This topic is something that I have wanted to write about since first year. The module was Introduction to Art History II, the week I cannot recall, yet what I can is the topic…
Andy Warhol’s Brillo Boxes – an exact replica of Brillo pads that one could easily purchase in the supermarket at the time. They embody one of the markers of Pop Art, turning the unremarkable into the remarkable, challenging the decaying question that, indeed, what even is art? Can it viably be a replicated box of soap pads art? Could it possibly be if it sells for millions? The same goes with Warhol’s Campbell Soup Cans. Saturated colours, sold for millions of pounds, glorifying a product that is £2 at most from supermarkets, and feels so disposable. Heated in five minutes, and demolished in ten.
Pop Art is arguably the most recognisable art movement of the twentieth century. The bright saturated colours, the lively subject matter of icons of popular culture, and how it didn’t, was something that could easily be regarded as pretentious, but ended up being something that the people found that they responded to. Pop Art was vivacious and artful in the way.
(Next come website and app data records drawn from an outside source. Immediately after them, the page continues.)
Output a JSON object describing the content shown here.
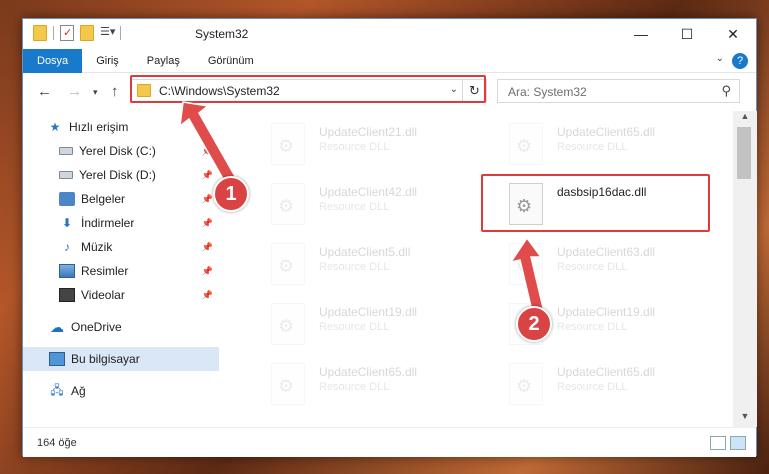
{
  "window": {
    "title": "System32",
    "controls": {
      "minimize": "—",
      "maximize": "☐",
      "close": "✕"
    }
  },
  "ribbon": {
    "tabs": [
      {
        "label": "Dosya",
        "active": true
      },
      {
        "label": "Giriş"
      },
      {
        "label": "Paylaş"
      },
      {
        "label": "Görünüm"
      }
    ],
    "help": "?"
  },
  "address": {
    "path": "C:\\Windows\\System32",
    "search_placeholder": "Ara: System32"
  },
  "sidebar": {
    "items": [
      {
        "label": "Hızlı erişim",
        "icon": "star-icon"
      },
      {
        "label": "Yerel Disk (C:)",
        "icon": "drive-icon",
        "pinned": true
      },
      {
        "label": "Yerel Disk (D:)",
        "icon": "drive-icon",
        "pinned": true
      },
      {
        "label": "Belgeler",
        "icon": "documents-icon",
        "pinned": true
      },
      {
        "label": "İndirmeler",
        "icon": "downloads-icon",
        "pinned": true
      },
      {
        "label": "Müzik",
        "icon": "music-icon",
        "pinned": true
      },
      {
        "label": "Resimler",
        "icon": "pictures-icon",
        "pinned": true
      },
      {
        "label": "Videolar",
        "icon": "videos-icon",
        "pinned": true
      },
      {
        "label": "OneDrive",
        "icon": "cloud-icon"
      },
      {
        "label": "Bu bilgisayar",
        "icon": "computer-icon",
        "selected": true
      },
      {
        "label": "Ağ",
        "icon": "network-icon"
      }
    ]
  },
  "files": [
    {
      "name": "UpdateClient21.dll",
      "type": "Resource DLL",
      "faded": true
    },
    {
      "name": "UpdateClient65.dll",
      "type": "Resource DLL",
      "faded": true
    },
    {
      "name": "UpdateClient42.dll",
      "type": "Resource DLL",
      "faded": true
    },
    {
      "name": "dasbsip16dac.dll",
      "type": "",
      "faded": false
    },
    {
      "name": "UpdateClient5.dll",
      "type": "Resource DLL",
      "faded": true
    },
    {
      "name": "UpdateClient63.dll",
      "type": "Resource DLL",
      "faded": true
    },
    {
      "name": "UpdateClient19.dll",
      "type": "Resource DLL",
      "faded": true
    },
    {
      "name": "UpdateClient19.dll",
      "type": "Resource DLL",
      "faded": true
    },
    {
      "name": "UpdateClient65.dll",
      "type": "Resource DLL",
      "faded": true
    },
    {
      "name": "UpdateClient65.dll",
      "type": "Resource DLL",
      "faded": true
    }
  ],
  "status": {
    "count": "164 öğe"
  },
  "annotations": {
    "badge1": "1",
    "badge2": "2",
    "color": "#d94343"
  }
}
It appealed to the masses, yet was devious, as it still had the price tag of so-called ‘high art’.
It is clear that this topic is still important, and I noticed that, when making lecture notes, I couldn’t help a niggling feeling that this ‘art’ or ‘product’ or even ‘art product’ reminded me of a Chanel runway in 2014. The setting was a fictional supermarket, where models wore Chanel’s latest pieces, yet also acted as if they were shopping in the supermarket themselves. The models could be seen picking up Chanel mineral water and Chanel smoked salmon, placing them in primary hued shopping trolleys and baskets.
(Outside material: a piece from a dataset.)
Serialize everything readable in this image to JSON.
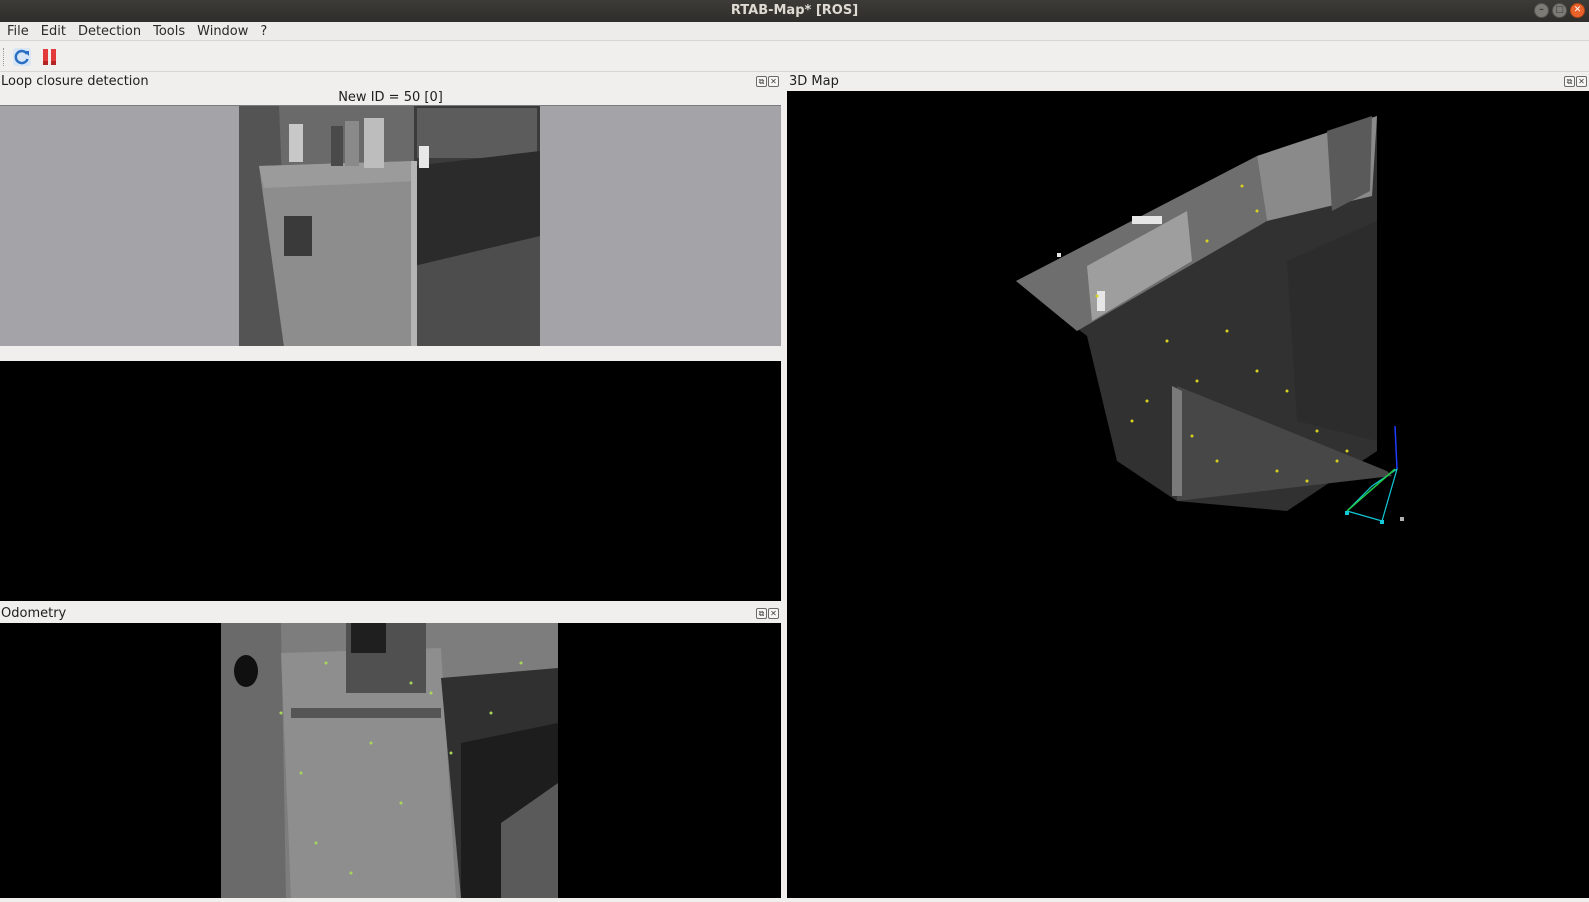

The similarities between Warhol’s art and Chanel’s catwalk are striking. They could both be said to glorify commodity culture, maybe even making an ironic statement about consumerism.
However, they are also similar because they both have such a wide appeal. In some respects, these art forms are democratic, because it can be argued that art and fashion are making art more accessible to the masses. Not every person can identify with a model on a catwalk, not everyone can identify with a painting within a gallery. But I sure can identify with perusing the supermarkets, and I’m sure Warhol’s contemporaries, such as 1960’s women, would identify with Brillo too.
However, they are not democratic in the sense that it can at times make me question, what really is the point of these arts? Why did Warhol make a replica of a product, and make it available to the masses only through the lens of a glass cabinet and a plinth, when we can all pick it up at their nearest local? Why did Chanel set their runway in a fake supermarket too? I agree it was ‘cool’, and certainly a talking point. But the clothes were still crazily expensive, and not so crazily available. From my position, my only way to access these images are through the lens of the press, and social media.
Regardless of my comparisons, I think, ultimately, fashion and art are quite different. This is because art is something to admire, whereas fashion is more tangible and practical.
Fashion is mostly functional, whereas art can have a desired function, such as driving a political agenda or inciting change (yet, in its physical matter, art is not deemed functional). You could also argue that haute couture fashion is art, and rightfully so, as the pieces themselves command the same degree of praise and admiration of technique that a revered painting also receives.
Despite this, the exhibition of the clothes itself only lasted 15 minutes and is in the past. The Brillo Boxes, on the other hand, can still be seen. In this sense, there is forever a disconnect in art. It garners those thoughts that it ought to be understood, and therefore, if something is classed as art, even the most unlikely configurations, like Warhol’s Brillo Boxes, it still demands attention and awe.
Now, thinking about these questions in third year, I have more awareness of consumerism, and how it relates to both art and fashion. I believe at times, we don’t like to think that everything is so economically driven, even though it is. The fact that both of these pieces are 50 years apart, and are still creating the same questions, makes me wonder, is this a problem? That art and fashion are commenting on the same consumerism – has nothing changed?
All the same, I still appreciate the aesthetic qualities surrounding both Warhol’s Brillo Boxes and Chanel’s runway show. The brilliant thing about art is that it keeps you thinking – there is never a resolute and final answer.
Words by Molly Chatterton
Cover image: Andy Warhol (1928-1987), Brillo Box (3ȼ Off), 1963-64. Silkscreen ink and house paint on plywood. 13⅛ x 16 x 11½ in (33.3 x 40.6 x 29.2 cm).